The ethical reason that Jesus did not wear gloves

arguments for easter
Service is a concept which our age has distorted into a form of buying and selling. Today's Maundy rituals point to an older reality, argues Martyn Percy

MAUNDY Thursday, probably the oddest day in the Christian year, is a day for ritual. Clergy today attend their cathedral and renew their vows. Oils are blessed, for the year's baptisms, confirmations and anointing of the sick. The Queen walks amongst a hand-picked group of pensioners and disperse alms in the form of Maundy money. Tonight altars are stripped and the lights extinguished gradually in preparation for Good Friday.

In many churches, the celebration of the Eucharist is accompanied by the priest washing the feet of members of the congregation, as Jesus did at the Last Supper in John's Gospel. The ritual, like many of the other ceremonies of the day, is about service: to the poor, to one another, to the sick and dying. Here, on Maundy Thursday, even before the death is remembered and re-enacted, the first fruits of the Gospel are already in evidence.

Yet rituals generally operate at a distance from reality. Time, and the demand for the safety of ceremony, often rob the event being commemorated of its original power. Once upon a time, monarchs washed the feet of their subjects. The poor, the lepers and the sick would queue for "The King's Touch". Today, the ceremony is carefully choreographed. The Queen wears gloves, and gives out specially minted coins. (Presumably this avoids any deduction in benefit claims for the recipients).

It is not easy to get inside the ordinariness and originality of Jesus's gesture at the last supper. Jesus washes his disciples' feet because the events of Holy Week have gradually stripped him of his power and status as a teacher and healer. The ritual he performs is an enactment of how low he has sunk. Tonight he is a servant at table: his face is focused on feet, his eyes cast low. The darkness of Good Friday is already upon him.

Yet strangely, Jesus is also setting an example for his disciples. The footwashing is a gesture of deep and abiding friendship and citizenship: "You also ought to wash one another's feet". This is a final reminder from Jesus to his disciples: service is the hallmark of a genuine community and of faith in Christ. Just as the poor will inherit the kingdom of heaven, so will the Church be led by the servants of the servants.

We live in an age in which service has become an industry, costed and accounted for. Yet Maundy Thursday reminds us that service of one another lies at the root of the Gospel and of society. No one is so great that they have graduated to a status of being above offering service. Neither should anyone always be the servant. The mutuality of Jesus's act in the last supper shows that service lies at the heart of communities, even those about to be desolated and dispersed.

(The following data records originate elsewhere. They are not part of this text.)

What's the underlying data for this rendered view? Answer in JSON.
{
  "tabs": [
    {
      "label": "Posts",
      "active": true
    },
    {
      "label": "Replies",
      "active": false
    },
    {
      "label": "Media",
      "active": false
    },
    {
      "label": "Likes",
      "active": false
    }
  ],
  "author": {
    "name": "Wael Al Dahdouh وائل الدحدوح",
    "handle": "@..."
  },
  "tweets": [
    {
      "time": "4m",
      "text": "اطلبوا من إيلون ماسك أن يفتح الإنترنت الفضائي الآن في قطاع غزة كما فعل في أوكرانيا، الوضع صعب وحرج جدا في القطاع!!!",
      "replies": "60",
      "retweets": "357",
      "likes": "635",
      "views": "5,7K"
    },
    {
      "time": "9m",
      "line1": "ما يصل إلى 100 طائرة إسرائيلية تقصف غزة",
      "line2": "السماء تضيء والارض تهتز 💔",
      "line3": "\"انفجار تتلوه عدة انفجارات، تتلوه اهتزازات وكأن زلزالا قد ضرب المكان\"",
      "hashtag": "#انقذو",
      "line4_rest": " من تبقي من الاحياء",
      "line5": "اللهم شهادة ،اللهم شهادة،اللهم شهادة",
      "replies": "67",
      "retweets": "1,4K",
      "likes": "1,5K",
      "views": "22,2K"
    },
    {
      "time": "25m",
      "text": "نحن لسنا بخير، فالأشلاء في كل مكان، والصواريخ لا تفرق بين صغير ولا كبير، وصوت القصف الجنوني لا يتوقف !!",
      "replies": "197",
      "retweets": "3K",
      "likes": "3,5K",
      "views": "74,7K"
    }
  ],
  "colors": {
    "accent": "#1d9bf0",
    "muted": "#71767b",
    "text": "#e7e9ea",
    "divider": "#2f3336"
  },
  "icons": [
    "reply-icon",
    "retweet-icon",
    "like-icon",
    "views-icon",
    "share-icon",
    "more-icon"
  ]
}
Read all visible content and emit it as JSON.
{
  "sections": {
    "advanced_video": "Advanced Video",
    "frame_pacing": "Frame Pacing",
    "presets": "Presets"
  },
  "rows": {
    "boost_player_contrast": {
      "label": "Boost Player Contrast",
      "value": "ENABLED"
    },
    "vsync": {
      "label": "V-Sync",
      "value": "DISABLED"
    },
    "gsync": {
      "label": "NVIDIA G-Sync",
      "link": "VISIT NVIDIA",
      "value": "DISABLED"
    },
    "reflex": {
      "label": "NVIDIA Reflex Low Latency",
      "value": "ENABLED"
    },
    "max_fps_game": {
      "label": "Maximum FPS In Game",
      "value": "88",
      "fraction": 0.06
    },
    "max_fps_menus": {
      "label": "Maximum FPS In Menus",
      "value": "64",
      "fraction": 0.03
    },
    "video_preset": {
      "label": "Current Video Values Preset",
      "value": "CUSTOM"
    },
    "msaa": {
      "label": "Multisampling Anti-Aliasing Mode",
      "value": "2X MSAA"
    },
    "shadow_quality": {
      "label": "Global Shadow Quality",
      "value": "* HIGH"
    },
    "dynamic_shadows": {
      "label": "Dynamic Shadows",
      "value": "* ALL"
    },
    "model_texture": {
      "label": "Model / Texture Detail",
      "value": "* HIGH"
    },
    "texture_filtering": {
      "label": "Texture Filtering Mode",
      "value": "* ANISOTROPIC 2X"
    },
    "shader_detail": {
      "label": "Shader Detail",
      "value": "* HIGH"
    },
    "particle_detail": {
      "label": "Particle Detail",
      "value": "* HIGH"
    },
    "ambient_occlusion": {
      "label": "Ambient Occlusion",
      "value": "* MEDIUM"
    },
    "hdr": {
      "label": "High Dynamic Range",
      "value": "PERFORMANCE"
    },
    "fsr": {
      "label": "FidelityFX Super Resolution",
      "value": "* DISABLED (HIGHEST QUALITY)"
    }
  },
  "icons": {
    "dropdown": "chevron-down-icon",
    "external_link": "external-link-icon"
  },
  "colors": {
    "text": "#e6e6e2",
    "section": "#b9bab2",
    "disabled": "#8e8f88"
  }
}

In a church riddled with hierarchies, it is no accident that Jesus is often made in our preferred image: Christ the King. The order of heaven reflects the order of earth. Servanthood is not valued for its own sake, but only as a path to power. Christ is celebrated as the ruler over all, and the Church can therefore govern and manage on his behalf. Yet the footwashing story reminds us that an aloof Jesus who reigns on high is an inversion of the Gospel. In our fragmented society we badly need a new ethic of service, in which all citizens participate. The act of Jesus shows us that we too must be willing to stoop low, humble ourselves, and take on the mantle of service.

In his seminal After Virtue (1981), Alasdair MacIntyre tells us that our society no longer speaks a shared moral language, and has no sense of what the "common good" might be. When we speak of goodness or service today, all we are doing is handling the fragments of an old system of thought, but without understanding that they are fragments: the vessel is broken. The Maundy Thursday rituals, in this view, are echoes of the past which now lies in pieces in the present.

Yet those same rituals are pregnant with longing for a future. MacIntyre beckons us forward, to a Good Friday and beyond. What society now needs, he says, is not a programme or a prescription, but rather persons who will help us to recover new forms of community that will endure through the new Dark Ages "that are already upon us". MacIntyre hopes for a new "and no doubt very different St Benedict" who will achieve this.

But in actual fact, any true servant would do.